I wondered if it could have been found sooner. I’d asked the doctor about my weird weight gain months before; did my concern inconveniently interrupt the flow of her busy day? Was she distracted? Why did she assume rather than investigate? But most weight gain isn’t the result of a huge tumor; her assumptions may have been reasonable. But why was her exam incomplete? And even if she had felt my belly then, would she have found the mass? Was it already there and overlooked, or, as a ­cancer known for being insidious and slow growing, would the tumor have escaped undetected? If it had been found early, would there be any difference? Would that have prevented my tumor from recurring years later?

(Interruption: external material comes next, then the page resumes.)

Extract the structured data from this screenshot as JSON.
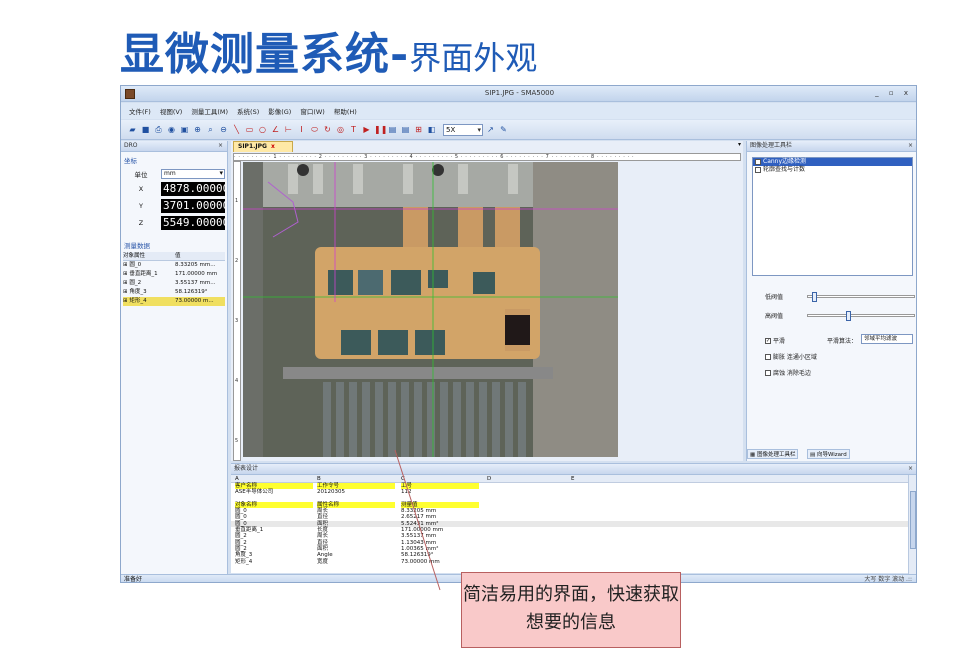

A life in medicine has shown me thus far that, in the end, there is only so much one can control. Both doctors and patients are fallible. We can be tired, overscheduled, irked by disorder, biased by experience, lulled by pattern. We can tire of the messiness of illness. We can become frustrated when life is not able to be packaged up with tidy bows. We can be disappointed when time is not ours to control.

Too often the relentless volume of the ER or the clinic develops its own momentum. We rush at a constant velocity, resisting any change in our forward movement. But when a patient exerts a force — the unexpected and often inconvenient doorknob complaint — we are wise to take heed. By its nature, revealed late and requiring effort to disclose, it unmasks a patient’s deeper concerns — his or her confusion, embarrassment, anxiety, misunderstanding or outright fear. This is why, despite our hand on the doorknob, such moments require respect, attention and investigation.

I have since asked myself, am I the patient who speaks up, who advocates for myself, who views a doctor’s misstep with a forgiving lens? Am I a doctor who pauses, thinks thoughtfully, listens actively — the one who treats people with all their imperfections instead of numbers and diagnostic codes? Can I resist a system that often prioritizes productivity over health? Such self-inquiry helps me to take a pause, to dig a bit deeper, to take my hand off the doorknob and listen to the patient.